== INFORMATION PROVIDED

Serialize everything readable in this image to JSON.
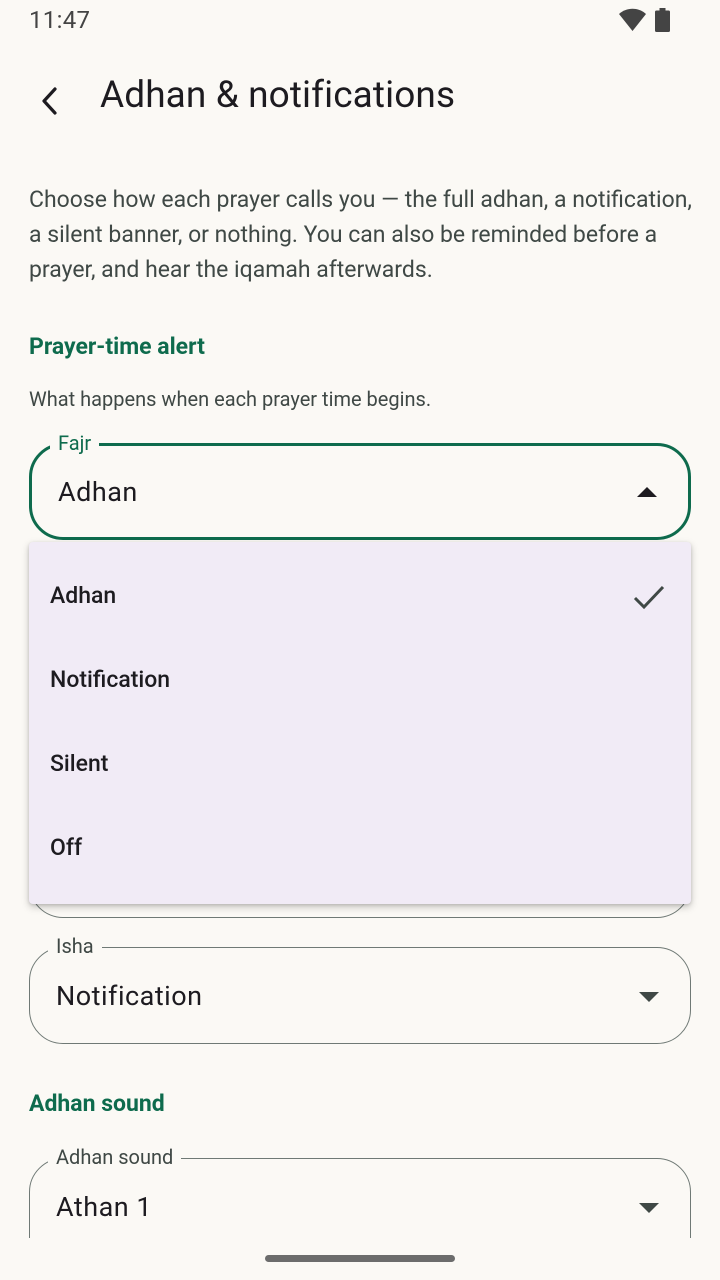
{
  "status_bar": {
    "time": "11:47",
    "wifi_icon": "wifi-icon",
    "battery_icon": "battery-icon"
  },
  "app_bar": {
    "back_icon": "chevron-left-icon",
    "title": "Adhan & notifications"
  },
  "intro": "Choose how each prayer calls you — the full adhan, a notification, a silent banner, or nothing. You can also be reminded before a prayer, and hear the iqamah afterwards.",
  "prayer_alert": {
    "heading": "Prayer-time alert",
    "description": "What happens when each prayer time begins.",
    "fajr": {
      "label": "Fajr",
      "value": "Adhan"
    },
    "isha": {
      "label": "Isha",
      "value": "Notification"
    }
  },
  "menu": {
    "items": [
      {
        "label": "Adhan",
        "selected": true
      },
      {
        "label": "Notification",
        "selected": false
      },
      {
        "label": "Silent",
        "selected": false
      },
      {
        "label": "Off",
        "selected": false
      }
    ]
  },
  "adhan_sound": {
    "heading": "Adhan sound",
    "field": {
      "label": "Adhan sound",
      "value": "Athan 1"
    }
  },
  "colors": {
    "accent": "#0e6b4d",
    "background": "#fbf9f5",
    "menu_background": "#f1ebf6"
  }
}
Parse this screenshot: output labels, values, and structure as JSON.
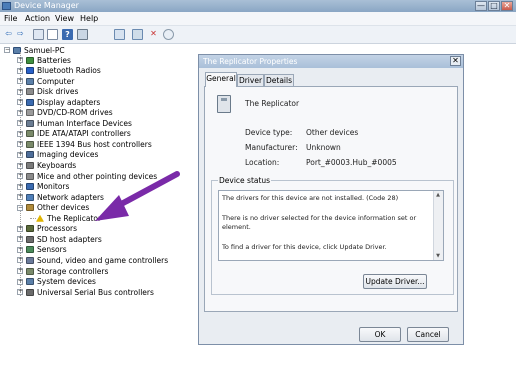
{
  "window": {
    "title": "Device Manager",
    "controls": [
      "—",
      "□",
      "✕"
    ]
  },
  "menubar": {
    "items": [
      "File",
      "Action",
      "View",
      "Help"
    ]
  },
  "toolbar": {
    "icons": [
      "back-icon",
      "forward-icon",
      "tree-view-icon",
      "properties-icon",
      "help-icon",
      "display-icon",
      "scan-hardware-icon",
      "uninstall-icon",
      "disable-icon"
    ],
    "glyphs": [
      "⇦",
      "⇨",
      "",
      "",
      "?",
      "",
      "",
      "",
      ""
    ]
  },
  "tree": {
    "root": "Samuel-PC",
    "items": [
      {
        "label": "Batteries",
        "icon": "battery-icon",
        "color": "#3f8f3f",
        "expanded": false
      },
      {
        "label": "Bluetooth Radios",
        "icon": "bluetooth-icon",
        "color": "#2860c8",
        "expanded": false
      },
      {
        "label": "Computer",
        "icon": "computer-icon",
        "color": "#5b7fa8",
        "expanded": false
      },
      {
        "label": "Disk drives",
        "icon": "disk-icon",
        "color": "#8c8c8c",
        "expanded": false
      },
      {
        "label": "Display adapters",
        "icon": "display-adapter-icon",
        "color": "#3a6ab0",
        "expanded": false
      },
      {
        "label": "DVD/CD-ROM drives",
        "icon": "dvd-icon",
        "color": "#9a9a9a",
        "expanded": false
      },
      {
        "label": "Human Interface Devices",
        "icon": "hid-icon",
        "color": "#6a7c92",
        "expanded": false
      },
      {
        "label": "IDE ATA/ATAPI controllers",
        "icon": "ide-icon",
        "color": "#7a8a6a",
        "expanded": false
      },
      {
        "label": "IEEE 1394 Bus host controllers",
        "icon": "ieee1394-icon",
        "color": "#7a8a6a",
        "expanded": false
      },
      {
        "label": "Imaging devices",
        "icon": "camera-icon",
        "color": "#4d6d99",
        "expanded": false
      },
      {
        "label": "Keyboards",
        "icon": "keyboard-icon",
        "color": "#7b7b7b",
        "expanded": false
      },
      {
        "label": "Mice and other pointing devices",
        "icon": "mouse-icon",
        "color": "#8a8a8a",
        "expanded": false
      },
      {
        "label": "Monitors",
        "icon": "monitor-icon",
        "color": "#3a6ab0",
        "expanded": false
      },
      {
        "label": "Network adapters",
        "icon": "network-icon",
        "color": "#4f7fb8",
        "expanded": false
      },
      {
        "label": "Other devices",
        "icon": "other-devices-icon",
        "color": "#b08a3a",
        "expanded": true
      },
      {
        "label": "The Replicator",
        "icon": "warning-device-icon",
        "color": "#e0b400",
        "child": true
      },
      {
        "label": "Processors",
        "icon": "processor-icon",
        "color": "#5a6a3a",
        "expanded": false
      },
      {
        "label": "SD host adapters",
        "icon": "sd-icon",
        "color": "#6a6a6a",
        "expanded": false
      },
      {
        "label": "Sensors",
        "icon": "sensor-icon",
        "color": "#4a8a5a",
        "expanded": false
      },
      {
        "label": "Sound, video and game controllers",
        "icon": "sound-icon",
        "color": "#6a7a9a",
        "expanded": false
      },
      {
        "label": "Storage controllers",
        "icon": "storage-icon",
        "color": "#7a8a6a",
        "expanded": false
      },
      {
        "label": "System devices",
        "icon": "system-icon",
        "color": "#5b7fa8",
        "expanded": false
      },
      {
        "label": "Universal Serial Bus controllers",
        "icon": "usb-icon",
        "color": "#6a6a6a",
        "expanded": false
      }
    ]
  },
  "annotation": {
    "arrow_color": "#7a2aa8"
  },
  "dialog": {
    "title": "The Replicator Properties",
    "close": "✕",
    "tabs": [
      "General",
      "Driver",
      "Details"
    ],
    "device_name": "The Replicator",
    "device_type_label": "Device type:",
    "device_type_value": "Other devices",
    "manufacturer_label": "Manufacturer:",
    "manufacturer_value": "Unknown",
    "location_label": "Location:",
    "location_value": "Port_#0003.Hub_#0005",
    "status_group_label": "Device status",
    "status_lines": [
      "The drivers for this device are not installed. (Code 28)",
      "",
      "There is no driver selected for the device information set or",
      "element.",
      "",
      "To find a driver for this device, click Update Driver."
    ],
    "update_driver_label": "Update Driver...",
    "ok_label": "OK",
    "cancel_label": "Cancel"
  }
}
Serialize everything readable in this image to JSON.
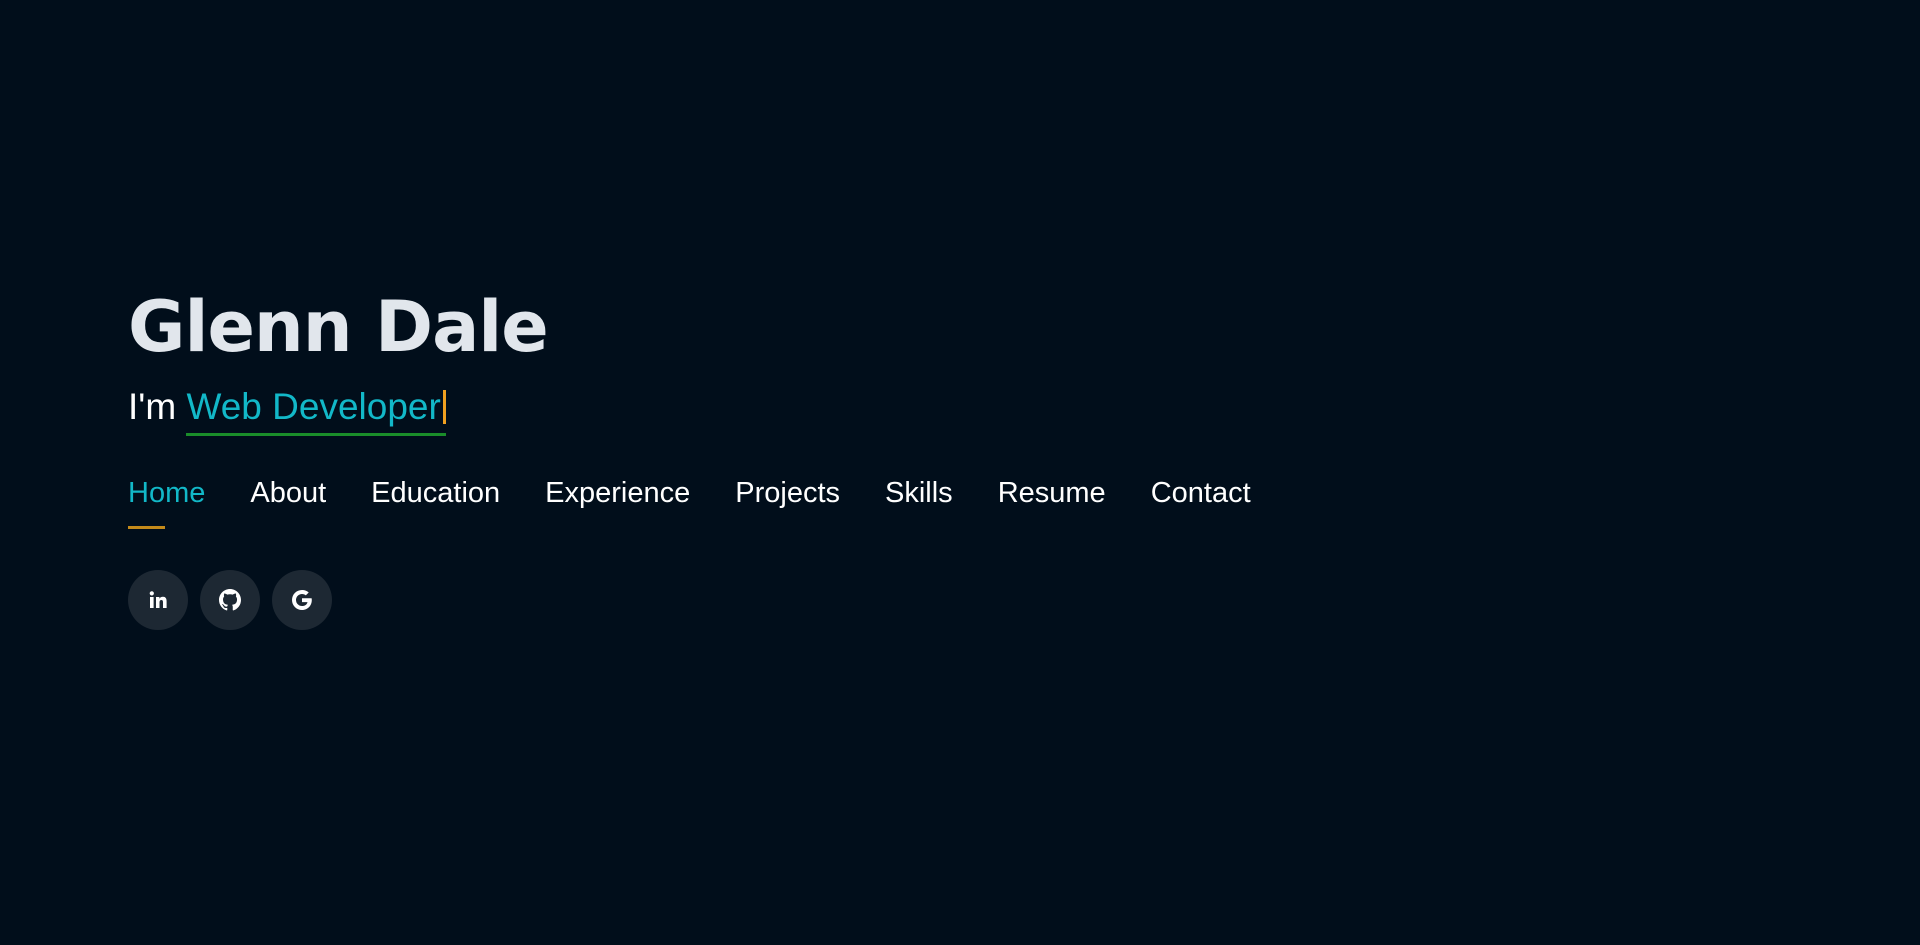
{
  "hero": {
    "name": "Glenn Dale",
    "tagline_prefix": "I'm ",
    "tagline_role": "Web Developer"
  },
  "nav": {
    "items": [
      {
        "label": "Home",
        "active": true
      },
      {
        "label": "About",
        "active": false
      },
      {
        "label": "Education",
        "active": false
      },
      {
        "label": "Experience",
        "active": false
      },
      {
        "label": "Projects",
        "active": false
      },
      {
        "label": "Skills",
        "active": false
      },
      {
        "label": "Resume",
        "active": false
      },
      {
        "label": "Contact",
        "active": false
      }
    ]
  },
  "socials": [
    {
      "icon": "linkedin-icon"
    },
    {
      "icon": "github-icon"
    },
    {
      "icon": "google-icon"
    }
  ],
  "colors": {
    "background": "#010e1b",
    "accent": "#12b8c8",
    "underline_green": "#1a8d2a",
    "nav_underline": "#c48a1a",
    "cursor": "#f0a020",
    "social_bg": "#1d2833"
  }
}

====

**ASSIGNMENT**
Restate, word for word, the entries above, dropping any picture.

**RESPONSE**
Serialize everything readable in this image to JSON.
{
  "status_bar": {
    "time": "11:47",
    "wifi_icon": "wifi-icon",
    "battery_icon": "battery-icon"
  },
  "app_bar": {
    "back_icon": "chevron-left-icon",
    "title": "Adhan & notifications"
  },
  "intro": "Choose how each prayer calls you — the full adhan, a notification, a silent banner, or nothing. You can also be reminded before a prayer, and hear the iqamah afterwards.",
  "prayer_alert": {
    "heading": "Prayer-time alert",
    "description": "What happens when each prayer time begins.",
    "fajr": {
      "label": "Fajr",
      "value": "Adhan"
    },
    "isha": {
      "label": "Isha",
      "value": "Notification"
    }
  },
  "menu": {
    "items": [
      {
        "label": "Adhan",
        "selected": true
      },
      {
        "label": "Notification",
        "selected": false
      },
      {
        "label": "Silent",
        "selected": false
      },
      {
        "label": "Off",
        "selected": false
      }
    ]
  },
  "adhan_sound": {
    "heading": "Adhan sound",
    "field": {
      "label": "Adhan sound",
      "value": "Athan 1"
    }
  },
  "colors": {
    "accent": "#0e6b4d",
    "background": "#fbf9f5",
    "menu_background": "#f1ebf6"
  }
}
Parse this screenshot: output labels, values, and structure as JSON.
{
  "window": {
    "title": "Device Manager",
    "controls": [
      "—",
      "□",
      "✕"
    ]
  },
  "menubar": {
    "items": [
      "File",
      "Action",
      "View",
      "Help"
    ]
  },
  "toolbar": {
    "icons": [
      "back-icon",
      "forward-icon",
      "tree-view-icon",
      "properties-icon",
      "help-icon",
      "display-icon",
      "scan-hardware-icon",
      "uninstall-icon",
      "disable-icon"
    ],
    "glyphs": [
      "⇦",
      "⇨",
      "",
      "",
      "?",
      "",
      "",
      "",
      ""
    ]
  },
  "tree": {
    "root": "Samuel-PC",
    "items": [
      {
        "label": "Batteries",
        "icon": "battery-icon",
        "color": "#3f8f3f",
        "expanded": false
      },
      {
        "label": "Bluetooth Radios",
        "icon": "bluetooth-icon",
        "color": "#2860c8",
        "expanded": false
      },
      {
        "label": "Computer",
        "icon": "computer-icon",
        "color": "#5b7fa8",
        "expanded": false
      },
      {
        "label": "Disk drives",
        "icon": "disk-icon",
        "color": "#8c8c8c",
        "expanded": false
      },
      {
        "label": "Display adapters",
        "icon": "display-adapter-icon",
        "color": "#3a6ab0",
        "expanded": false
      },
      {
        "label": "DVD/CD-ROM drives",
        "icon": "dvd-icon",
        "color": "#9a9a9a",
        "expanded": false
      },
      {
        "label": "Human Interface Devices",
        "icon": "hid-icon",
        "color": "#6a7c92",
        "expanded": false
      },
      {
        "label": "IDE ATA/ATAPI controllers",
        "icon": "ide-icon",
        "color": "#7a8a6a",
        "expanded": false
      },
      {
        "label": "IEEE 1394 Bus host controllers",
        "icon": "ieee1394-icon",
        "color": "#7a8a6a",
        "expanded": false
      },
      {
        "label": "Imaging devices",
        "icon": "camera-icon",
        "color": "#4d6d99",
        "expanded": false
      },
      {
        "label": "Keyboards",
        "icon": "keyboard-icon",
        "color": "#7b7b7b",
        "expanded": false
      },
      {
        "label": "Mice and other pointing devices",
        "icon": "mouse-icon",
        "color": "#8a8a8a",
        "expanded": false
      },
      {
        "label": "Monitors",
        "icon": "monitor-icon",
        "color": "#3a6ab0",
        "expanded": false
      },
      {
        "label": "Network adapters",
        "icon": "network-icon",
        "color": "#4f7fb8",
        "expanded": false
      },
      {
        "label": "Other devices",
        "icon": "other-devices-icon",
        "color": "#b08a3a",
        "expanded": true
      },
      {
        "label": "The Replicator",
        "icon": "warning-device-icon",
        "color": "#e0b400",
        "child": true
      },
      {
        "label": "Processors",
        "icon": "processor-icon",
        "color": "#5a6a3a",
        "expanded": false
      },
      {
        "label": "SD host adapters",
        "icon": "sd-icon",
        "color": "#6a6a6a",
        "expanded": false
      },
      {
        "label": "Sensors",
        "icon": "sensor-icon",
        "color": "#4a8a5a",
        "expanded": false
      },
      {
        "label": "Sound, video and game controllers",
        "icon": "sound-icon",
        "color": "#6a7a9a",
        "expanded": false
      },
      {
        "label": "Storage controllers",
        "icon": "storage-icon",
        "color": "#7a8a6a",
        "expanded": false
      },
      {
        "label": "System devices",
        "icon": "system-icon",
        "color": "#5b7fa8",
        "expanded": false
      },
      {
        "label": "Universal Serial Bus controllers",
        "icon": "usb-icon",
        "color": "#6a6a6a",
        "expanded": false
      }
    ]
  },
  "annotation": {
    "arrow_color": "#7a2aa8"
  },
  "dialog": {
    "title": "The Replicator Properties",
    "close": "✕",
    "tabs": [
      "General",
      "Driver",
      "Details"
    ],
    "device_name": "The Replicator",
    "device_type_label": "Device type:",
    "device_type_value": "Other devices",
    "manufacturer_label": "Manufacturer:",
    "manufacturer_value": "Unknown",
    "location_label": "Location:",
    "location_value": "Port_#0003.Hub_#0005",
    "status_group_label": "Device status",
    "status_lines": [
      "The drivers for this device are not installed. (Code 28)",
      "",
      "There is no driver selected for the device information set or",
      "element.",
      "",
      "To find a driver for this device, click Update Driver."
    ],
    "update_driver_label": "Update Driver...",
    "ok_label": "OK",
    "cancel_label": "Cancel"
  }
}
Serialize everything readable in this image to JSON.
{
  "hero": {
    "name": "Glenn Dale",
    "tagline_prefix": "I'm ",
    "tagline_role": "Web Developer"
  },
  "nav": {
    "items": [
      {
        "label": "Home",
        "active": true
      },
      {
        "label": "About",
        "active": false
      },
      {
        "label": "Education",
        "active": false
      },
      {
        "label": "Experience",
        "active": false
      },
      {
        "label": "Projects",
        "active": false
      },
      {
        "label": "Skills",
        "active": false
      },
      {
        "label": "Resume",
        "active": false
      },
      {
        "label": "Contact",
        "active": false
      }
    ]
  },
  "socials": [
    {
      "icon": "linkedin-icon"
    },
    {
      "icon": "github-icon"
    },
    {
      "icon": "google-icon"
    }
  ],
  "colors": {
    "background": "#010e1b",
    "accent": "#12b8c8",
    "underline_green": "#1a8d2a",
    "nav_underline": "#c48a1a",
    "cursor": "#f0a020",
    "social_bg": "#1d2833"
  }
}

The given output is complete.